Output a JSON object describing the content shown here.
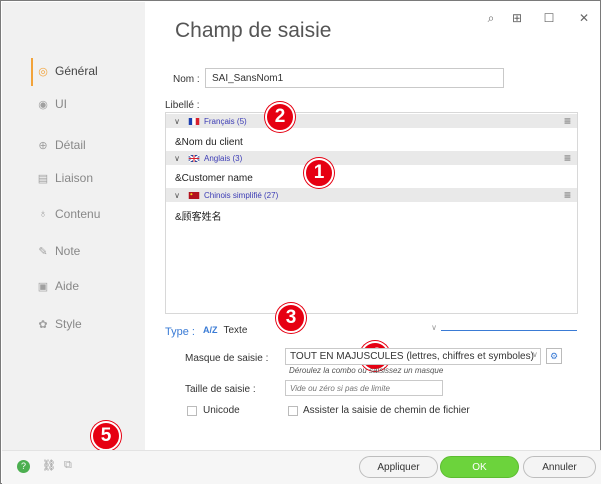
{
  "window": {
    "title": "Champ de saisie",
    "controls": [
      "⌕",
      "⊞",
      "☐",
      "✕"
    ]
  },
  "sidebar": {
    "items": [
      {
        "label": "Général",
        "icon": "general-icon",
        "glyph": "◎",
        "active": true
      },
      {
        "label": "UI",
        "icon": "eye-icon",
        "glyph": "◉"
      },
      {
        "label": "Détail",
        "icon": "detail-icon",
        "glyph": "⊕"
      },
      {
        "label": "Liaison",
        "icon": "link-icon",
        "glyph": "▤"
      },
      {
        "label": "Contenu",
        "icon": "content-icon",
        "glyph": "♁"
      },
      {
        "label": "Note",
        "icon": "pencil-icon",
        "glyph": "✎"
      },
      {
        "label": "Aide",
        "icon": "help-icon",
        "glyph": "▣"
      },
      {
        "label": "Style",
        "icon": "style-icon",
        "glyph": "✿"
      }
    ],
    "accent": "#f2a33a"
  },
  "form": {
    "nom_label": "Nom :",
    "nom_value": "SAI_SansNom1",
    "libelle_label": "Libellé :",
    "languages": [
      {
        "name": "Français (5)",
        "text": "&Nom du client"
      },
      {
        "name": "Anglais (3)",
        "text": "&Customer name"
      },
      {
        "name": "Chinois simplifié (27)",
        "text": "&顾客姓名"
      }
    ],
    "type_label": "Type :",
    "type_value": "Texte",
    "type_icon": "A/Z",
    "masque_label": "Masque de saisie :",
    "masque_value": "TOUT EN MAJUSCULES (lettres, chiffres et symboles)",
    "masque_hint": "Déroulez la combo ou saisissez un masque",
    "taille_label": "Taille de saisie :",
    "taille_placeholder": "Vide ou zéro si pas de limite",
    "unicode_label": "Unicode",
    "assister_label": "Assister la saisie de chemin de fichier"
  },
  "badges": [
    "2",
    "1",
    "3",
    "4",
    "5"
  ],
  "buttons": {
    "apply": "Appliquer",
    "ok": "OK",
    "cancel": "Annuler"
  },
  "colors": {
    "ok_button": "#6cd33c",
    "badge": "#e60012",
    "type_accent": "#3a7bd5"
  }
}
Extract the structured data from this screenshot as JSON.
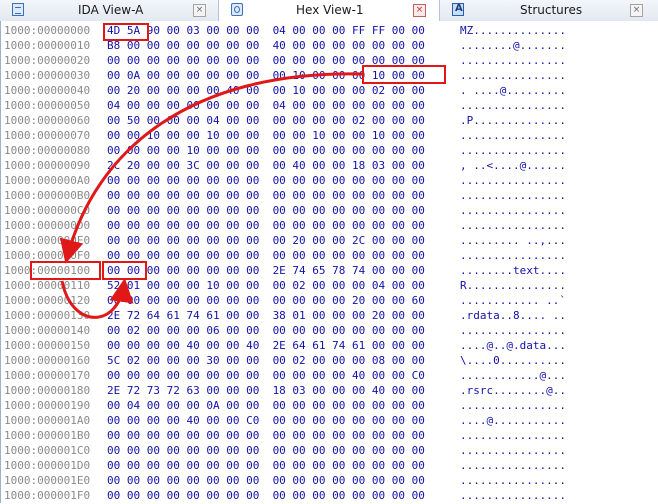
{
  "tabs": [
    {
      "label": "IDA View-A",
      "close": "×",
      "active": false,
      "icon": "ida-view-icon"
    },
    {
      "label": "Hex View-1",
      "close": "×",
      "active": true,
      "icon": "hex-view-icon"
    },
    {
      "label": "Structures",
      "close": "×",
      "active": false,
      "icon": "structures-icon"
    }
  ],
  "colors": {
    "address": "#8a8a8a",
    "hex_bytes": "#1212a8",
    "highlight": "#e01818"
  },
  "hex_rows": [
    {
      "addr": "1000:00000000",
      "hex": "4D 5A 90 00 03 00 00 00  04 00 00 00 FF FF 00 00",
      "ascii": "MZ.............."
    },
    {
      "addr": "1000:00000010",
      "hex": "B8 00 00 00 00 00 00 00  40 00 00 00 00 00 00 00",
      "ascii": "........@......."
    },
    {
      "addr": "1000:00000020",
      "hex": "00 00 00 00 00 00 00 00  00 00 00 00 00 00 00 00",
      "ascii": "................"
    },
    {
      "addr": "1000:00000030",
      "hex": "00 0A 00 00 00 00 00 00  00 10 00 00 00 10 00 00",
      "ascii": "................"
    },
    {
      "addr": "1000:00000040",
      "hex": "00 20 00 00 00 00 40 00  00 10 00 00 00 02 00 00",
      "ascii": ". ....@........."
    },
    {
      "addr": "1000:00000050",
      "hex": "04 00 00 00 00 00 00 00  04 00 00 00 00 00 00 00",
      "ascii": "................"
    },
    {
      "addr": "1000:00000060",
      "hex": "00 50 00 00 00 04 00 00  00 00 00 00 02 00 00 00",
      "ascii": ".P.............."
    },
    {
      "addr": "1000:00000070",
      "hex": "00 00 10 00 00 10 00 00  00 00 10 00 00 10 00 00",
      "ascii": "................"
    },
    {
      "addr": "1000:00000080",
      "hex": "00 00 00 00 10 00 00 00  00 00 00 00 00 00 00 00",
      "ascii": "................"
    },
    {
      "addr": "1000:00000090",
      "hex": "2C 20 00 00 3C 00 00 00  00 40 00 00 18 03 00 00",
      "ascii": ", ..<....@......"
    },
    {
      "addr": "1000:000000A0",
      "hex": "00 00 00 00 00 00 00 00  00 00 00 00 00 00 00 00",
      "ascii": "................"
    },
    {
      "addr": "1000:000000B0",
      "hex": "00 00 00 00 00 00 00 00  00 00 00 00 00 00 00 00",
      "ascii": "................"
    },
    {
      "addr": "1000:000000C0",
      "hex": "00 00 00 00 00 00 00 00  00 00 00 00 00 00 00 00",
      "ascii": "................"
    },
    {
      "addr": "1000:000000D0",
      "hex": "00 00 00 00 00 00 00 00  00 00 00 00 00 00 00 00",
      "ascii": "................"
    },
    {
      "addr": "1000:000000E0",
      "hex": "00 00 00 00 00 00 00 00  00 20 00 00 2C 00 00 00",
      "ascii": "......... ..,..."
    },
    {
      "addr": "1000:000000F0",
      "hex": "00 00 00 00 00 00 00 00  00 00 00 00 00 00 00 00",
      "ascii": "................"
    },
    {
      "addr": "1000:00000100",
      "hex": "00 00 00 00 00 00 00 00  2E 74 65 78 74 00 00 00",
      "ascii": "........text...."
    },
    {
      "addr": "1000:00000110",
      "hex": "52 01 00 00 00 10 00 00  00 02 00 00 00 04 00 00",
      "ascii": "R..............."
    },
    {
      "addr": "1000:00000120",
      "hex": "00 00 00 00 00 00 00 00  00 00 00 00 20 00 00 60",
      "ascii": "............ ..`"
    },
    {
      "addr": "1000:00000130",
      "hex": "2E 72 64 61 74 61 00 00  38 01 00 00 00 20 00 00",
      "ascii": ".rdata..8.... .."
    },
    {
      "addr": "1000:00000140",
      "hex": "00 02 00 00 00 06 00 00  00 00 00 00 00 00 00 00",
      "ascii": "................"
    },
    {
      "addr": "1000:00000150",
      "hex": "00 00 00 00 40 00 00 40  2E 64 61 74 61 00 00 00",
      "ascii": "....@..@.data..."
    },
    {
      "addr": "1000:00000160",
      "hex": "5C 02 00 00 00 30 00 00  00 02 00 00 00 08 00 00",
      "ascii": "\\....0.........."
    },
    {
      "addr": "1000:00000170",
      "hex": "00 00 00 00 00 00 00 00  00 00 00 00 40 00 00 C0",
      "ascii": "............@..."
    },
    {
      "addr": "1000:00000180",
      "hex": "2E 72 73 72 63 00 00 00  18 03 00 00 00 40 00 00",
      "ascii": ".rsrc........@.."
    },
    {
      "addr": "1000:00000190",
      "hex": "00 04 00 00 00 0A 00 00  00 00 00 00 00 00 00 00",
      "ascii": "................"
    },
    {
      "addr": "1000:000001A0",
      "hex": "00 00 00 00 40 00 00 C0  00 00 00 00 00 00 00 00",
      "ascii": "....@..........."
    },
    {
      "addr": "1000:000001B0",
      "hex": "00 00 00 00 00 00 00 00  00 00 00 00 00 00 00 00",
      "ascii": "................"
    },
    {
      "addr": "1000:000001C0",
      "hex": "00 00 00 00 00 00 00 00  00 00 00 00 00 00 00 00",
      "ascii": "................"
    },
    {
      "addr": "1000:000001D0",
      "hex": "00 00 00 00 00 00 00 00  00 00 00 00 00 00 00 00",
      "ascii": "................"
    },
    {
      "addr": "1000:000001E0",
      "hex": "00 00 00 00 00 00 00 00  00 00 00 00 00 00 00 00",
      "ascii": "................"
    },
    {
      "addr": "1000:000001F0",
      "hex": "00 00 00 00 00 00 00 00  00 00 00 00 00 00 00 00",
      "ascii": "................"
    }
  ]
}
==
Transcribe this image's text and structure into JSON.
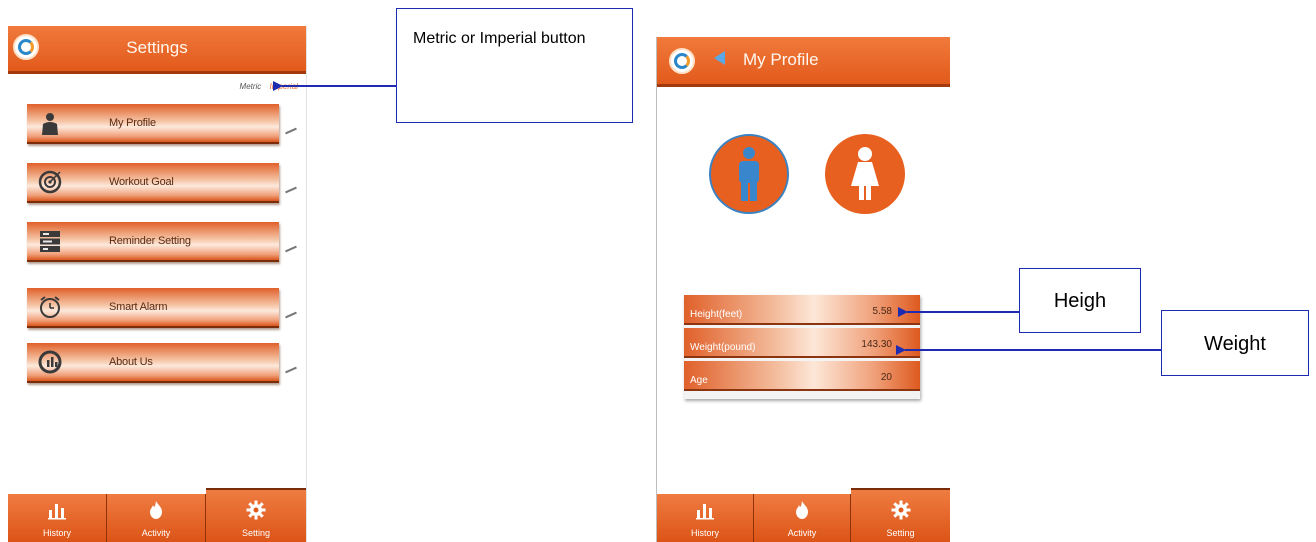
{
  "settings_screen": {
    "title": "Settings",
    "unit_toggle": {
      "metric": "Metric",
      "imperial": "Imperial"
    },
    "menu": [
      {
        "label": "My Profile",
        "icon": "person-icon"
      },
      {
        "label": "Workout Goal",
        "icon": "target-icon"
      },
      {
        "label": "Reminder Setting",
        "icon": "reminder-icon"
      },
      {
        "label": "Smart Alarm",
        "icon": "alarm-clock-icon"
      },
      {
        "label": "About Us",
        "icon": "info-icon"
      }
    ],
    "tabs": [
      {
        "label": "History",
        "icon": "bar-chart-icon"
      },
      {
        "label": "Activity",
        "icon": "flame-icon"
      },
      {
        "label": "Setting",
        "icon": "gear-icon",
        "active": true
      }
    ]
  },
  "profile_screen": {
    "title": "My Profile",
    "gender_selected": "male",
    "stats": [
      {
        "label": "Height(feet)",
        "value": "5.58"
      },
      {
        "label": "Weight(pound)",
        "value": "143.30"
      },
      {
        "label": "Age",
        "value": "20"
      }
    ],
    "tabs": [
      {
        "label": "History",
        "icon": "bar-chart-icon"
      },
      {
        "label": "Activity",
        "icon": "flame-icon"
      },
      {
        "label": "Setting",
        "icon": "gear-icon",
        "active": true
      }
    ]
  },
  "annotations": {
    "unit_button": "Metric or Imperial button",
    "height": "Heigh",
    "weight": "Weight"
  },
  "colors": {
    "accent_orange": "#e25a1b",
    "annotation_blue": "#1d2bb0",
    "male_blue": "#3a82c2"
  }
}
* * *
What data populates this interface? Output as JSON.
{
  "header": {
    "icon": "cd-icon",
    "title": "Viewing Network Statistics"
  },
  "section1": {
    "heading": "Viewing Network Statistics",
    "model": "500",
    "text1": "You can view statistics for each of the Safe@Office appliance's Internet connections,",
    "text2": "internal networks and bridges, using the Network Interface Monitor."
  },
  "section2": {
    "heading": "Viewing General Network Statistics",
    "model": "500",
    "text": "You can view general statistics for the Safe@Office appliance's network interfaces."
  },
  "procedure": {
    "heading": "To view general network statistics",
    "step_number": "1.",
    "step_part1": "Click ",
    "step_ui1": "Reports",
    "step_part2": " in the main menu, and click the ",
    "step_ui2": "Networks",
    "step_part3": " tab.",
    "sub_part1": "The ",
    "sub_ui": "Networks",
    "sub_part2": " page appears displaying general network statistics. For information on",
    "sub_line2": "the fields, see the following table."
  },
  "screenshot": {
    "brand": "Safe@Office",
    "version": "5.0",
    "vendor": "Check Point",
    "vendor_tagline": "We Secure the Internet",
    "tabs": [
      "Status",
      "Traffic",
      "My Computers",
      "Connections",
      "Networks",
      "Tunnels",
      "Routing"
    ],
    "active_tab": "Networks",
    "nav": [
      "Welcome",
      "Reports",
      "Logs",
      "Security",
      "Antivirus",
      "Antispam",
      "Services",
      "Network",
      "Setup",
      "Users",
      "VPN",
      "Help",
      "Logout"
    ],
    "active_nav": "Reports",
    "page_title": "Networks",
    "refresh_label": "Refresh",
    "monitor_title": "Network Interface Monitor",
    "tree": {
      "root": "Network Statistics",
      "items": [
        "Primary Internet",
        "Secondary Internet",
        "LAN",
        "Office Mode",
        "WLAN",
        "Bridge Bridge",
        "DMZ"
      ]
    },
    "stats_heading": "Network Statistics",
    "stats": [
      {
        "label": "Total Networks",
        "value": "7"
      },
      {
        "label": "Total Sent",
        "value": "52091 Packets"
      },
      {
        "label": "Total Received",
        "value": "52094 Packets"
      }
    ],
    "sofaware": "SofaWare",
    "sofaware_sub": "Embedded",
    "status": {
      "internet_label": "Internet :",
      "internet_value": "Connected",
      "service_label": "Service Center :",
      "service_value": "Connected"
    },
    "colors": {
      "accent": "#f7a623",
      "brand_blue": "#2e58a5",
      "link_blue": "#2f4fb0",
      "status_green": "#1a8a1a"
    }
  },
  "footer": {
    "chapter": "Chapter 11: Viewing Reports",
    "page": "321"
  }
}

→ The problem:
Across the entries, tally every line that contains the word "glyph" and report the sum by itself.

→ Answer for the task:
8